Jim once asked a chief in Kono district what would happen if…
We should always be careful with the information we get when we ask one person one thing at one time. In the WNF post, Acemoglu and Robinson present “chiefs” as an institution holding back development, for their arbitrary allocation of land and their repressive nature. After conducting my own research on village headmen and chieftaincy in Malawi — where headmen also have power over land — I don’t walk away with the same impression as many other scholars who see a chief as a “decentralized despot.” Sure, the overwhelming majority of headmen in Malawi were not elected to their positions (only 14% in my sample) — but does that mean that they will rule selfishly?
Think about rule from the perspective of the headman. Under what conditions would he not want his village to prosper? Sure, it’s possible there are jerks who don’t want anyone to do well except themselves. But in my own experience researching headmen in Malawi, I spoke with headmen who would boast about the economic prosperity their villagers found just as frequently as they would discuss the hardships some of their villagers were faced with. Many of them were very proud of their appointment to act as custodian of the village and saw their position as a meaningful opportunity to improve life in the area.
Now, think about rule from the perspective of the villagers. Do you have no agency when the headman turns out to be a jerk who is trying to keep his people down? In Malawi, I learned of headmen and higher-up traditional authorities who were deposed for not serving the interests of their people. It was uncommon, but I attribute the infrequency to the fact that traditional authorities rarely ruled like selfish jerks. When they did, there was almost always an opportunity for a villager to complain to a higher authority. (If not in the line of chieftaincy, there are also “modern” avenues of reprieve, i.e., the police. Based again on my experience in Malawi, I’d be more confident in the traditional authority than the police to sort something out fairly.) Even if the villager did not take the complaint to a higher-up, there is also power in gossip, power in abstention from participating in village activities, etc. Villagers have a range of strategies to choose from when dealing with a headman who is a selfish jerk.
If we think about the relationship between the headman and the villagers as a strategic interaction, where the villagers have agency to make decisions that can affect outcomes, we can have expectations about how the headman will behave, considering he will take into account the potential strategies villagers could choose from. If his goal — like that of many politicians — is to stay in office, we should expect he will behave in ways that respect the power of ordinary villagers to challenge his rule.

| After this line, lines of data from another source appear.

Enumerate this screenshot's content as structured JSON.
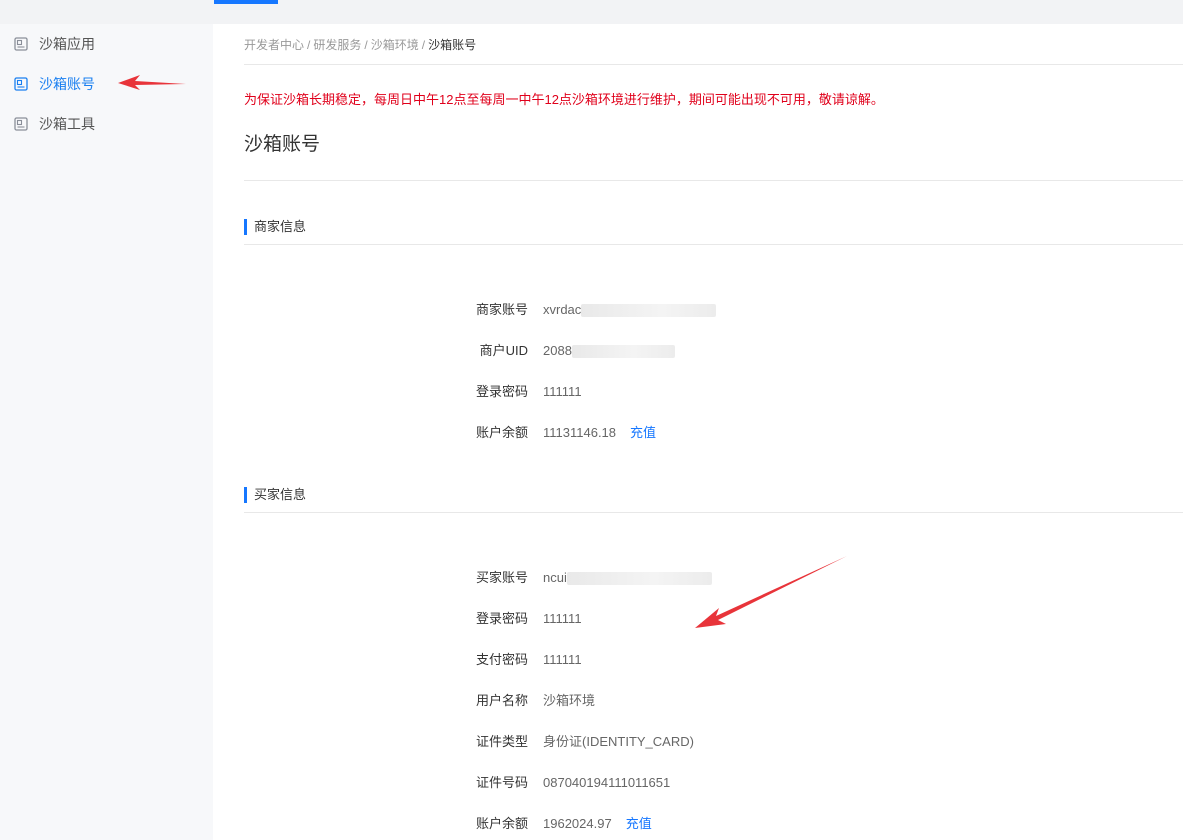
{
  "sidebar": {
    "items": [
      {
        "label": "沙箱应用",
        "icon": "app-card-icon"
      },
      {
        "label": "沙箱账号",
        "icon": "app-card-icon"
      },
      {
        "label": "沙箱工具",
        "icon": "app-card-icon"
      }
    ],
    "active_index": 1
  },
  "breadcrumb": [
    "开发者中心",
    "研发服务",
    "沙箱环境",
    "沙箱账号"
  ],
  "notice": "为保证沙箱长期稳定，每周日中午12点至每周一中午12点沙箱环境进行维护，期间可能出现不可用，敬请谅解。",
  "page_title": "沙箱账号",
  "merchant": {
    "section_title": "商家信息",
    "account_label": "商家账号",
    "account_value": "xvrdac",
    "uid_label": "商户UID",
    "uid_value": "2088",
    "password_label": "登录密码",
    "password_value": "111111",
    "balance_label": "账户余额",
    "balance_value": "11131146.18",
    "recharge_label": "充值"
  },
  "buyer": {
    "section_title": "买家信息",
    "account_label": "买家账号",
    "account_value": "ncui",
    "login_password_label": "登录密码",
    "login_password_value": "111111",
    "pay_password_label": "支付密码",
    "pay_password_value": "111111",
    "username_label": "用户名称",
    "username_value": "沙箱环境",
    "id_type_label": "证件类型",
    "id_type_value": "身份证(IDENTITY_CARD)",
    "id_number_label": "证件号码",
    "id_number_value": "087040194111011651",
    "balance_label": "账户余额",
    "balance_value": "1962024.97",
    "recharge_label": "充值"
  },
  "colors": {
    "accent": "#1677ff",
    "notice": "#e0001b",
    "annotation_arrow": "#e8343a"
  }
}
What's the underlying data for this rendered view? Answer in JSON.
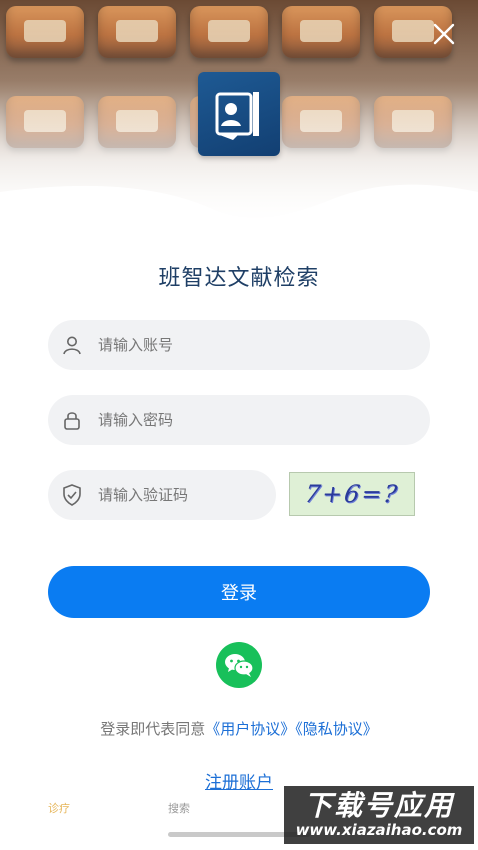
{
  "header": {
    "close_icon": "close-icon"
  },
  "app": {
    "title": "班智达文献检索"
  },
  "form": {
    "account_placeholder": "请输入账号",
    "password_placeholder": "请输入密码",
    "captcha_placeholder": "请输入验证码",
    "captcha_image_text": "7+6=?",
    "login_label": "登录"
  },
  "agreement": {
    "prefix": "登录即代表同意",
    "user_agreement": "《用户协议》",
    "privacy_policy": "《隐私协议》"
  },
  "register_label": "注册账户",
  "tabbar": {
    "tab1": "诊疗",
    "tab2": "搜索"
  },
  "watermark": {
    "top": "下载号应用",
    "bottom": "www.xiazaihao.com"
  },
  "colors": {
    "primary": "#0a7cf2",
    "wechat": "#18c05a",
    "title": "#1f3f66",
    "link": "#1c6fd6"
  }
}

Here is another quote from the blog post:
Chiefs also use their power to coerce youths to work for them on their plantations and in building roads and other local public goods.
First, in my research on chieftaincy in Malawi, I have never heard of a headman coercing anyone to work on his farm. There was a traditional authority I interviewed who had a great deal of land, and I noticed a number of villagers working his land. So I asked him (and them) about the arrangements. He had hired them as laborers and was paying a fair wage. Why would he do that if he could coerce them instead? Because he actually wants his crops to grow, and to do that, you’ve got to motivate people to do good work. But maybe the lack of coercion by traditional authorities I saw is another way in which Sierra Leone (from where the Acemoglu and Robinson story draws) and Malawi are different.
Second, I would hope that headmen would use their power toward the provision of local public goods. Public goods don’t provide themselves. In fact, there’s plenty of research that has shown just how hard it is to get people to act collectively. From what we know of rural Africa, there is most certainly a need for public goods, not just because there are few but because of the positive impact on development public goods can have. That doesn’t mean I think it’s okay for headmen to act like jerks to get people out to mould bricks for a new primary school. However, I do think it’s fair to fine villagers who fail to contribute to public works projects. The better-off villagers saw this as a tax they were willing to pay to forego participating in the village development activity.
I don’t want you to read this post and think I believe chieftaincy is the institution which will be key to Africa’s development. Rather, I think we should have a critical, dispassionate approach to studying institutions in rural Africa, even ones that might seem distasteful to Westerners who value competitive elections. As MSU Political Scientist Carolyn Logan has found, the influence of traditional authorities is “widely accepted as a given.” Instead of lamenting chieftaincy (and using a singular example to do so), let’s ask how the institution of chieftaincy can be a mechanism through which a country can develop. Or some other useful question.
A final blogging-related rant about Why Nations Fail— why would you have a blog without a comments section?